++++ DATA SECTION
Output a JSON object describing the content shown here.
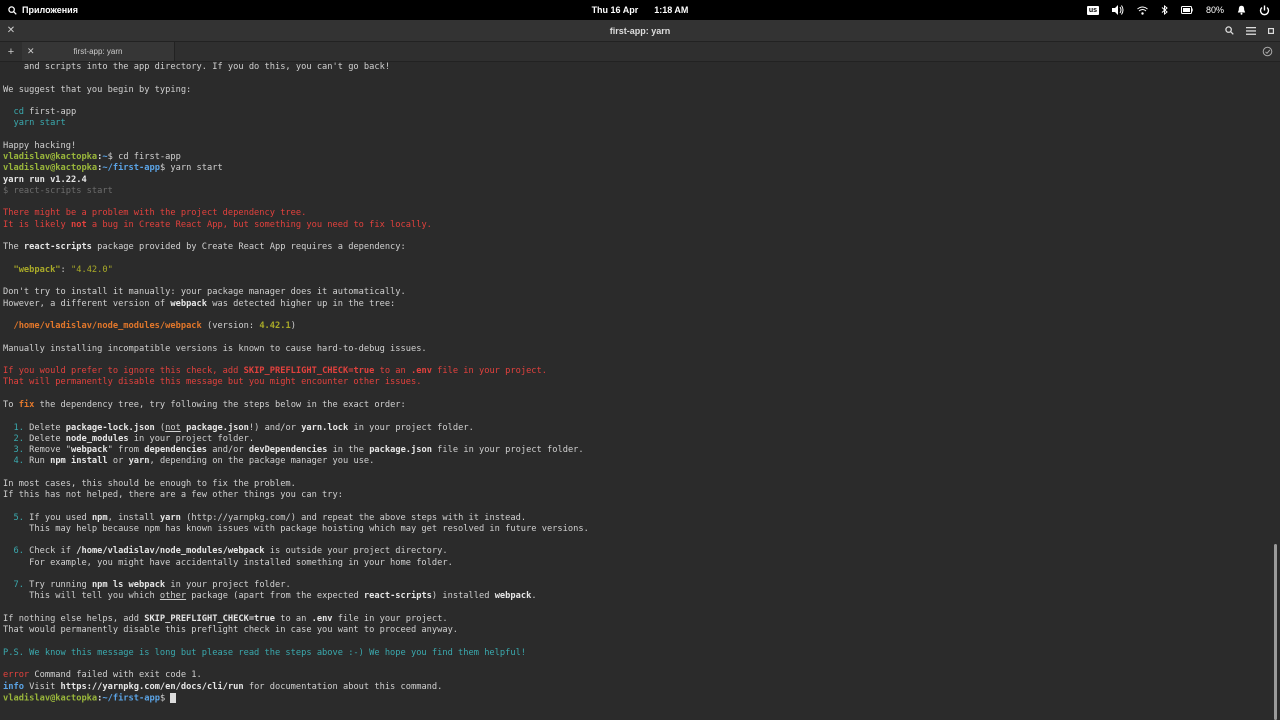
{
  "system_bar": {
    "apps_label": "Приложения",
    "date": "Thu 16 Apr",
    "time": "1:18 AM",
    "keyboard_layout": "us",
    "battery": "80%"
  },
  "window": {
    "title": "first-app: yarn"
  },
  "tabs": [
    {
      "label": "first-app: yarn"
    }
  ],
  "colors": {
    "prompt_user": "#9ab73b",
    "prompt_path": "#5ba4e6",
    "error_red": "#e2413d",
    "highlight_orange": "#e2772b",
    "cyan": "#3aa9ae",
    "olive": "#a9aa28"
  },
  "terminal": {
    "lines": [
      [
        {
          "t": "    and scripts into the app directory. If you do this, you can't go back!"
        }
      ],
      [],
      [
        {
          "t": "We suggest that you begin by typing:"
        }
      ],
      [],
      [
        {
          "t": "  "
        },
        {
          "t": "cd",
          "s": "cyan"
        },
        {
          "t": " first-app"
        }
      ],
      [
        {
          "t": "  "
        },
        {
          "t": "yarn start",
          "s": "cyan"
        }
      ],
      [],
      [
        {
          "t": "Happy hacking!"
        }
      ],
      [
        {
          "t": "vladislav@kactopka",
          "s": "green"
        },
        {
          "t": ":",
          "s": "bold"
        },
        {
          "t": "~",
          "s": "blue"
        },
        {
          "t": "$ cd first-app"
        }
      ],
      [
        {
          "t": "vladislav@kactopka",
          "s": "green"
        },
        {
          "t": ":",
          "s": "bold"
        },
        {
          "t": "~/first-app",
          "s": "blue"
        },
        {
          "t": "$ yarn start"
        }
      ],
      [
        {
          "t": "yarn run v1.22.4",
          "s": "bold"
        }
      ],
      [
        {
          "t": "$ react-scripts start",
          "s": "gray"
        }
      ],
      [],
      [
        {
          "t": "There might be a problem with the project dependency tree.",
          "s": "red"
        }
      ],
      [
        {
          "t": "It is likely ",
          "s": "red"
        },
        {
          "t": "not",
          "s": "redb"
        },
        {
          "t": " a bug in Create React App, but something you need to fix locally.",
          "s": "red"
        }
      ],
      [],
      [
        {
          "t": "The "
        },
        {
          "t": "react-scripts",
          "s": "bold"
        },
        {
          "t": " package provided by Create React App requires a dependency:"
        }
      ],
      [],
      [
        {
          "t": "  "
        },
        {
          "t": "\"webpack\"",
          "s": "oliveb"
        },
        {
          "t": ": "
        },
        {
          "t": "\"4.42.0\"",
          "s": "olive"
        }
      ],
      [],
      [
        {
          "t": "Don't try to install it manually: your package manager does it automatically."
        }
      ],
      [
        {
          "t": "However, a different version of "
        },
        {
          "t": "webpack",
          "s": "bold"
        },
        {
          "t": " was detected higher up in the tree:"
        }
      ],
      [],
      [
        {
          "t": "  "
        },
        {
          "t": "/home/vladislav/node_modules/webpack",
          "s": "orange"
        },
        {
          "t": " (version: "
        },
        {
          "t": "4.42.1",
          "s": "oliveb"
        },
        {
          "t": ")"
        }
      ],
      [],
      [
        {
          "t": "Manually installing incompatible versions is known to cause hard-to-debug issues."
        }
      ],
      [],
      [
        {
          "t": "If you would prefer to ignore this check, add ",
          "s": "red"
        },
        {
          "t": "SKIP_PREFLIGHT_CHECK=true",
          "s": "redb"
        },
        {
          "t": " to an ",
          "s": "red"
        },
        {
          "t": ".env",
          "s": "redb"
        },
        {
          "t": " file in your project.",
          "s": "red"
        }
      ],
      [
        {
          "t": "That will permanently disable this message but you might encounter other issues.",
          "s": "red"
        }
      ],
      [],
      [
        {
          "t": "To "
        },
        {
          "t": "fix",
          "s": "orange"
        },
        {
          "t": " the dependency tree, try following the steps below in the exact order:"
        }
      ],
      [],
      [
        {
          "t": "  "
        },
        {
          "t": "1.",
          "s": "cyan"
        },
        {
          "t": " Delete "
        },
        {
          "t": "package-lock.json",
          "s": "bold"
        },
        {
          "t": " ("
        },
        {
          "t": "not",
          "s": "u"
        },
        {
          "t": " "
        },
        {
          "t": "package.json",
          "s": "bold"
        },
        {
          "t": "!) and/or "
        },
        {
          "t": "yarn.lock",
          "s": "bold"
        },
        {
          "t": " in your project folder."
        }
      ],
      [
        {
          "t": "  "
        },
        {
          "t": "2.",
          "s": "cyan"
        },
        {
          "t": " Delete "
        },
        {
          "t": "node_modules",
          "s": "bold"
        },
        {
          "t": " in your project folder."
        }
      ],
      [
        {
          "t": "  "
        },
        {
          "t": "3.",
          "s": "cyan"
        },
        {
          "t": " Remove \""
        },
        {
          "t": "webpack",
          "s": "bold"
        },
        {
          "t": "\" from "
        },
        {
          "t": "dependencies",
          "s": "bold"
        },
        {
          "t": " and/or "
        },
        {
          "t": "devDependencies",
          "s": "bold"
        },
        {
          "t": " in the "
        },
        {
          "t": "package.json",
          "s": "bold"
        },
        {
          "t": " file in your project folder."
        }
      ],
      [
        {
          "t": "  "
        },
        {
          "t": "4.",
          "s": "cyan"
        },
        {
          "t": " Run "
        },
        {
          "t": "npm install",
          "s": "bold"
        },
        {
          "t": " or "
        },
        {
          "t": "yarn",
          "s": "bold"
        },
        {
          "t": ", depending on the package manager you use."
        }
      ],
      [],
      [
        {
          "t": "In most cases, this should be enough to fix the problem."
        }
      ],
      [
        {
          "t": "If this has not helped, there are a few other things you can try:"
        }
      ],
      [],
      [
        {
          "t": "  "
        },
        {
          "t": "5.",
          "s": "cyan"
        },
        {
          "t": " If you used "
        },
        {
          "t": "npm",
          "s": "bold"
        },
        {
          "t": ", install "
        },
        {
          "t": "yarn",
          "s": "bold"
        },
        {
          "t": " (http://yarnpkg.com/) and repeat the above steps with it instead."
        }
      ],
      [
        {
          "t": "     This may help because npm has known issues with package hoisting which may get resolved in future versions."
        }
      ],
      [],
      [
        {
          "t": "  "
        },
        {
          "t": "6.",
          "s": "cyan"
        },
        {
          "t": " Check if "
        },
        {
          "t": "/home/vladislav/node_modules/webpack",
          "s": "bold"
        },
        {
          "t": " is outside your project directory."
        }
      ],
      [
        {
          "t": "     For example, you might have accidentally installed something in your home folder."
        }
      ],
      [],
      [
        {
          "t": "  "
        },
        {
          "t": "7.",
          "s": "cyan"
        },
        {
          "t": " Try running "
        },
        {
          "t": "npm ls webpack",
          "s": "bold"
        },
        {
          "t": " in your project folder."
        }
      ],
      [
        {
          "t": "     This will tell you which "
        },
        {
          "t": "other",
          "s": "u"
        },
        {
          "t": " package (apart from the expected "
        },
        {
          "t": "react-scripts",
          "s": "bold"
        },
        {
          "t": ") installed "
        },
        {
          "t": "webpack",
          "s": "bold"
        },
        {
          "t": "."
        }
      ],
      [],
      [
        {
          "t": "If nothing else helps, add "
        },
        {
          "t": "SKIP_PREFLIGHT_CHECK=true",
          "s": "bold"
        },
        {
          "t": " to an "
        },
        {
          "t": ".env",
          "s": "bold"
        },
        {
          "t": " file in your project."
        }
      ],
      [
        {
          "t": "That would permanently disable this preflight check in case you want to proceed anyway."
        }
      ],
      [],
      [
        {
          "t": "P.S. We know this message is long but please read the steps above :-) We hope you find them helpful!",
          "s": "cyan"
        }
      ],
      [],
      [
        {
          "t": "error",
          "s": "red"
        },
        {
          "t": " Command failed with exit code 1."
        }
      ],
      [
        {
          "t": "info",
          "s": "blue"
        },
        {
          "t": " Visit "
        },
        {
          "t": "https://yarnpkg.com/en/docs/cli/run",
          "s": "bold"
        },
        {
          "t": " for documentation about this command."
        }
      ],
      [
        {
          "t": "vladislav@kactopka",
          "s": "green"
        },
        {
          "t": ":",
          "s": "bold"
        },
        {
          "t": "~/first-app",
          "s": "blue"
        },
        {
          "t": "$ "
        }
      ]
    ]
  }
}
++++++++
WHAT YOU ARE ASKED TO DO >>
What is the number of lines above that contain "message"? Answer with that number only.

SOLUTION TO THIS PROBLEM >>
2